Increasing depending on volume fraction percentage
Lee et al. (2008).
Thermal conductivity increased
Mintsa et al. (2009)
Increasing depending on volume fraction percentage
Duangthongshuk and Wongwises (2010)
Increasing depending on volume fraction percentage
Note: EG: ethylene glycol
2.3.3) Thermal properties of nanofluids
The thermal conductivity of nanofluids was the main focus in the stages of nanofluids research. In any case, the properties of nanofluids depend on the thermal conductivity, specific heat, density and dynamic viscosity. Vasu et al. (2008) has listed some of the properties of nanoparticles and based fluids in Table 3. Pantzali et al. (2009) has systematically measured the thermophysical of the nanofluids. Some properties of nanofluids and base fluids are shown in Table 4.
Table 3: Thermophysical properties of nanofluids and base fluids (Vasu et al, 2008)
Table 4: Measured thermophysical properties of water and nanofluids at 25ÌŠ c (Pantzali et al. 2009)
Thermal conductivity, kn (W/mK)
Heat capacity cp,n (J/kgK)
Base fluid: water
2.3.4) The advantages of nanofluids
Since the solid in nano-sized particles (1-100nm) are suspended in the base fluid, it has higher thermal conductivity heat transfer coeffients compare to other conventional coolants. There are other advantages ( Choi, 1995):
Improved heat transfers
Heat transfer system size reduction
Miniaturization of the systems
2.3.5) Applications of nanofluids
In variety of thermal system, nanofluids can be used to improve heat transfer and energy efficiency. Many applications have been used nanofluids since the production companies see the potential of nanotechnology in industrial applications. The examples of application are ( Wenghua et al. 2007):
The nanofluid is added up in automotive engine coolant to increase the thermal conductivity.
The nanofluid has been applied to the cooling of automatic transmissions to improve heat transfers from transmission cooling (Tzeng et al. 2005).
In automotive lubricants applications, nanoparticles stably dispersed in mineral oil to reduce wear and enhancing load carrying capacity (Zhang and Que. 1997).
Electronics cooling industry
Nanofluid has been used as working fluid for heat pipes in electronic cooling applications (Tsai et al. 2004).
Nanofluids have been investigated on the heat capability of an oscillating heat pipe (Ma et al. 2006).
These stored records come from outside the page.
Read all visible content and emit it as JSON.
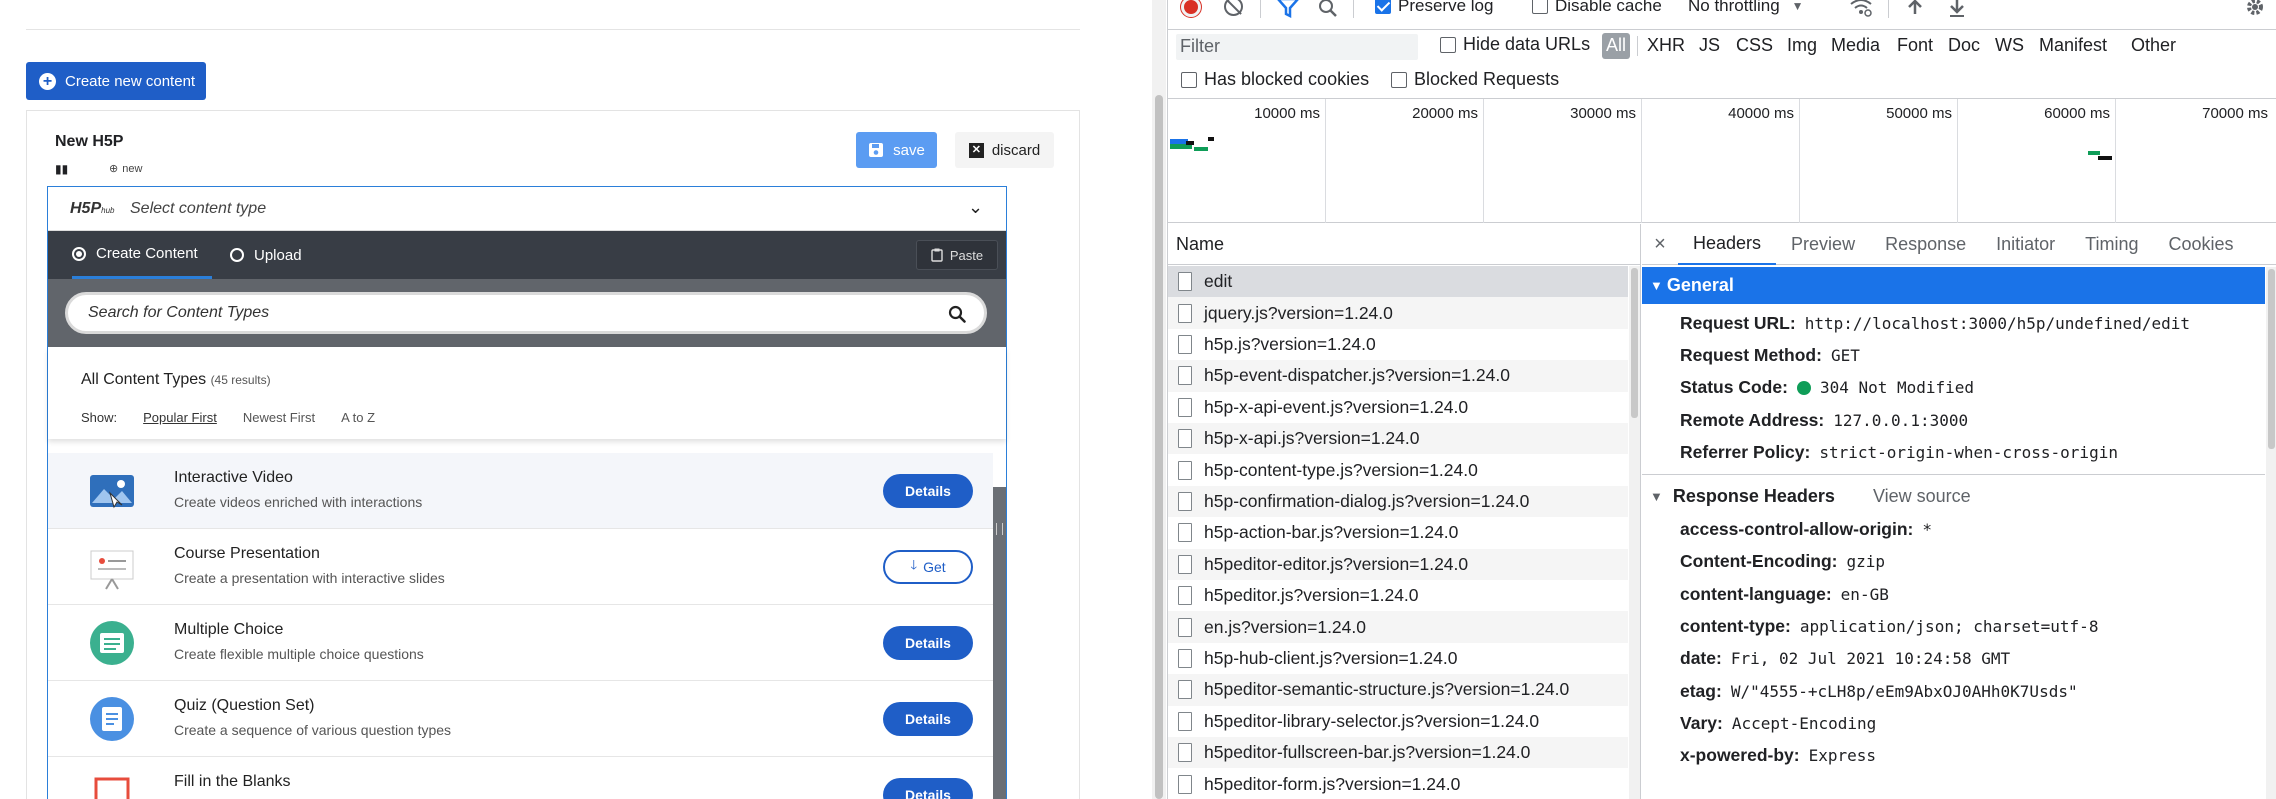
{
  "left": {
    "create_button": "Create new content",
    "editor": {
      "title": "New H5P",
      "badge": "new",
      "save": "save",
      "discard": "discard"
    },
    "hub": {
      "logo": "H5P",
      "logo_sub": "hub",
      "select_placeholder": "Select content type",
      "tabs": [
        "Create Content",
        "Upload"
      ],
      "paste": "Paste",
      "search_placeholder": "Search for Content Types",
      "all_types": "All Content Types",
      "results": "(45 results)",
      "show_label": "Show:",
      "sort_options": [
        "Popular First",
        "Newest First",
        "A to Z"
      ],
      "items": [
        {
          "title": "Interactive Video",
          "desc": "Create videos enriched with interactions",
          "action": "Details"
        },
        {
          "title": "Course Presentation",
          "desc": "Create a presentation with interactive slides",
          "action": "Get"
        },
        {
          "title": "Multiple Choice",
          "desc": "Create flexible multiple choice questions",
          "action": "Details"
        },
        {
          "title": "Quiz (Question Set)",
          "desc": "Create a sequence of various question types",
          "action": "Details"
        },
        {
          "title": "Fill in the Blanks",
          "desc": "",
          "action": "Details"
        }
      ]
    }
  },
  "devtools": {
    "toolbar": {
      "preserve_log": "Preserve log",
      "disable_cache": "Disable cache",
      "throttling": "No throttling"
    },
    "filter": {
      "placeholder": "Filter",
      "hide_data_urls": "Hide data URLs",
      "types": [
        "All",
        "XHR",
        "JS",
        "CSS",
        "Img",
        "Media",
        "Font",
        "Doc",
        "WS",
        "Manifest",
        "Other"
      ],
      "has_blocked_cookies": "Has blocked cookies",
      "blocked_requests": "Blocked Requests"
    },
    "timeline_labels": [
      "10000 ms",
      "20000 ms",
      "30000 ms",
      "40000 ms",
      "50000 ms",
      "60000 ms",
      "70000 ms"
    ],
    "name_header": "Name",
    "requests": [
      "edit",
      "jquery.js?version=1.24.0",
      "h5p.js?version=1.24.0",
      "h5p-event-dispatcher.js?version=1.24.0",
      "h5p-x-api-event.js?version=1.24.0",
      "h5p-x-api.js?version=1.24.0",
      "h5p-content-type.js?version=1.24.0",
      "h5p-confirmation-dialog.js?version=1.24.0",
      "h5p-action-bar.js?version=1.24.0",
      "h5peditor-editor.js?version=1.24.0",
      "h5peditor.js?version=1.24.0",
      "en.js?version=1.24.0",
      "h5p-hub-client.js?version=1.24.0",
      "h5peditor-semantic-structure.js?version=1.24.0",
      "h5peditor-library-selector.js?version=1.24.0",
      "h5peditor-fullscreen-bar.js?version=1.24.0",
      "h5peditor-form.js?version=1.24.0"
    ],
    "detail_tabs": [
      "Headers",
      "Preview",
      "Response",
      "Initiator",
      "Timing",
      "Cookies"
    ],
    "general": {
      "title": "General",
      "rows": [
        {
          "k": "Request URL:",
          "v": "http://localhost:3000/h5p/undefined/edit"
        },
        {
          "k": "Request Method:",
          "v": "GET"
        },
        {
          "k": "Status Code:",
          "v": "304 Not Modified"
        },
        {
          "k": "Remote Address:",
          "v": "127.0.0.1:3000"
        },
        {
          "k": "Referrer Policy:",
          "v": "strict-origin-when-cross-origin"
        }
      ]
    },
    "response_headers": {
      "title": "Response Headers",
      "view_source": "View source",
      "rows": [
        {
          "k": "access-control-allow-origin:",
          "v": "*"
        },
        {
          "k": "Content-Encoding:",
          "v": "gzip"
        },
        {
          "k": "content-language:",
          "v": "en-GB"
        },
        {
          "k": "content-type:",
          "v": "application/json; charset=utf-8"
        },
        {
          "k": "date:",
          "v": "Fri, 02 Jul 2021 10:24:58 GMT"
        },
        {
          "k": "etag:",
          "v": "W/\"4555-+cLH8p/eEm9AbxOJ0AHh0K7Usds\""
        },
        {
          "k": "Vary:",
          "v": "Accept-Encoding"
        },
        {
          "k": "x-powered-by:",
          "v": "Express"
        }
      ]
    }
  }
}
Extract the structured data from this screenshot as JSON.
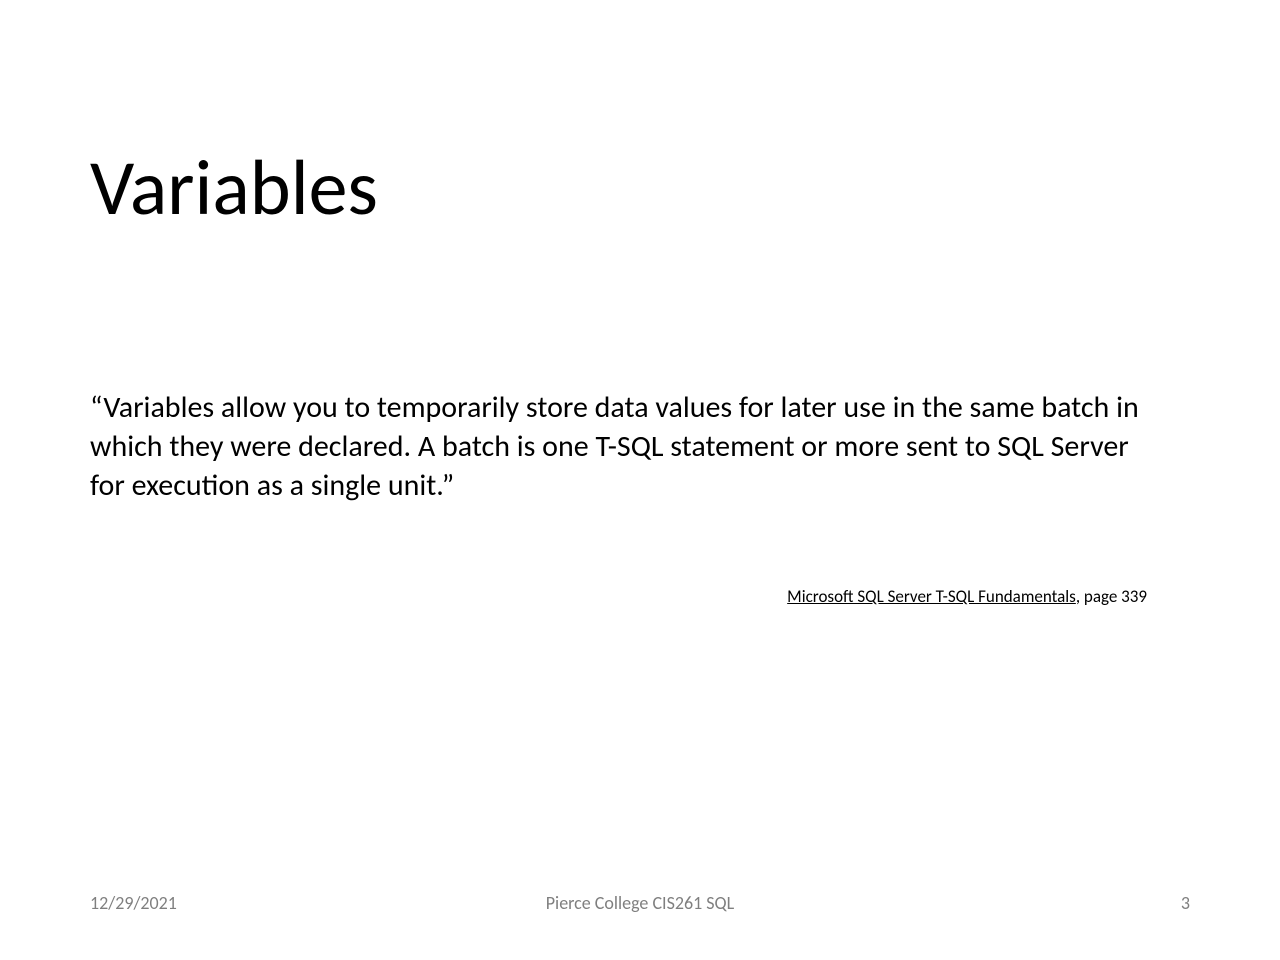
{
  "slide": {
    "title": "Variables",
    "body": "“Variables allow you to temporarily store data values for later use in the same batch in which they were declared. A batch is one T-SQL statement or more sent to SQL Server for execution as a single unit.”",
    "citation_link": "Microsoft SQL Server T-SQL Fundamentals",
    "citation_suffix": ", page 339"
  },
  "footer": {
    "date": "12/29/2021",
    "center": "Pierce College CIS261 SQL",
    "page": "3"
  }
}
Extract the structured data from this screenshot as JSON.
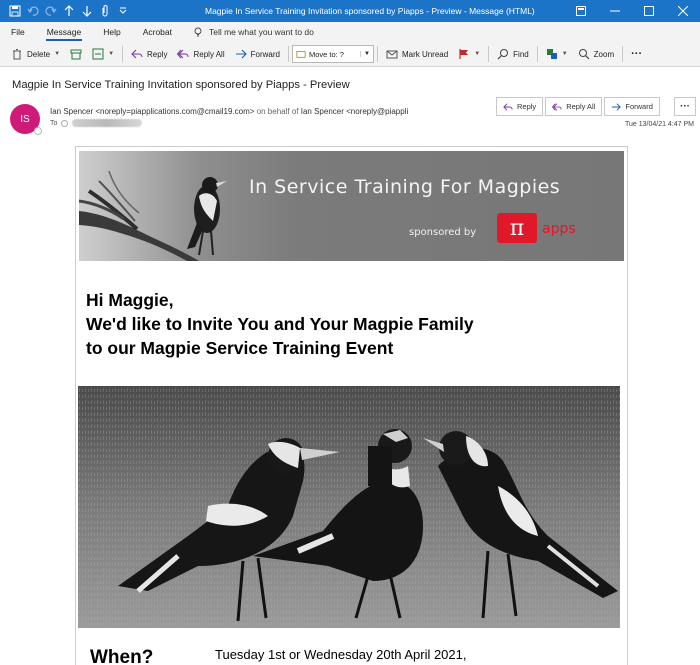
{
  "window": {
    "title": "Magpie In  Service Training Invitation sponsored by Piapps  -  Preview  -  Message (HTML)"
  },
  "menu": {
    "items": [
      "File",
      "Message",
      "Help",
      "Acrobat"
    ],
    "active": "Message",
    "tell_me": "Tell me what you want to do"
  },
  "ribbon": {
    "delete": "Delete",
    "reply": "Reply",
    "reply_all": "Reply All",
    "forward": "Forward",
    "move_to": "Move to: ?",
    "mark_unread": "Mark Unread",
    "find": "Find",
    "zoom": "Zoom",
    "more": "···"
  },
  "message": {
    "subject": "Magpie In  Service Training Invitation sponsored by Piapps - Preview",
    "avatar_initials": "IS",
    "from_name": "Ian Spencer <noreply=piapplications.com@cmail19.com>",
    "on_behalf": "on behalf of",
    "from_behalf": "Ian Spencer <noreply@piappli",
    "to_label": "To",
    "date": "Tue 13/04/21 4:47 PM",
    "actions": {
      "reply": "Reply",
      "reply_all": "Reply All",
      "forward": "Forward",
      "more": "···"
    }
  },
  "email": {
    "banner_title": "In Service Training For Magpies",
    "sponsored_by": "sponsored by",
    "pi_symbol": "π",
    "apps": "apps",
    "greeting_line1": "Hi Maggie,",
    "greeting_line2": "We'd like to Invite You and Your Magpie Family",
    "greeting_line3": "to our Magpie Service Training Event",
    "when_label": "When?",
    "when_value": "Tuesday 1st or Wednesday 20th April 2021,"
  },
  "colors": {
    "title_bar": "#1c74c8",
    "avatar": "#d01a7a",
    "brand_red": "#e0182a"
  }
}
Nanofluid have potential to provide cooling in military system like power electronic device, directed energy weapon, military vehicles, submarines and high power laser diode.
The power of density is very high makes nanofluids attractive in general electronic cooling.
The magnitude increase in the critical heat flux in pool boiling using nanofluids ( You et al. 2003 & Vassalo et al. 2004)
Nuclear systems cooling
The potential impacts of the use of nanofluids are on the safety, neutronic and economic performance of nuclear system.
Iron based nanoparticles used as delivery vehicles for drugs or radiations without damaging nearby healthy tissue during cancer treatment.
Nanofluids could also used for safer surgery by producing effective cooling around the surgical region.
In contrasting application to cooling, nanofluids could be used to produce a high temperature around tumors to kill cancer cells without affecting nearby healthy cells (Jordan et al. 1999).
In buildings where increases in energy efficiency could be realized without increased pumping power.
Nanofluids coolants also have potential application in major process industries such as materials, chemicals, food and drink, paper, textiles and etc.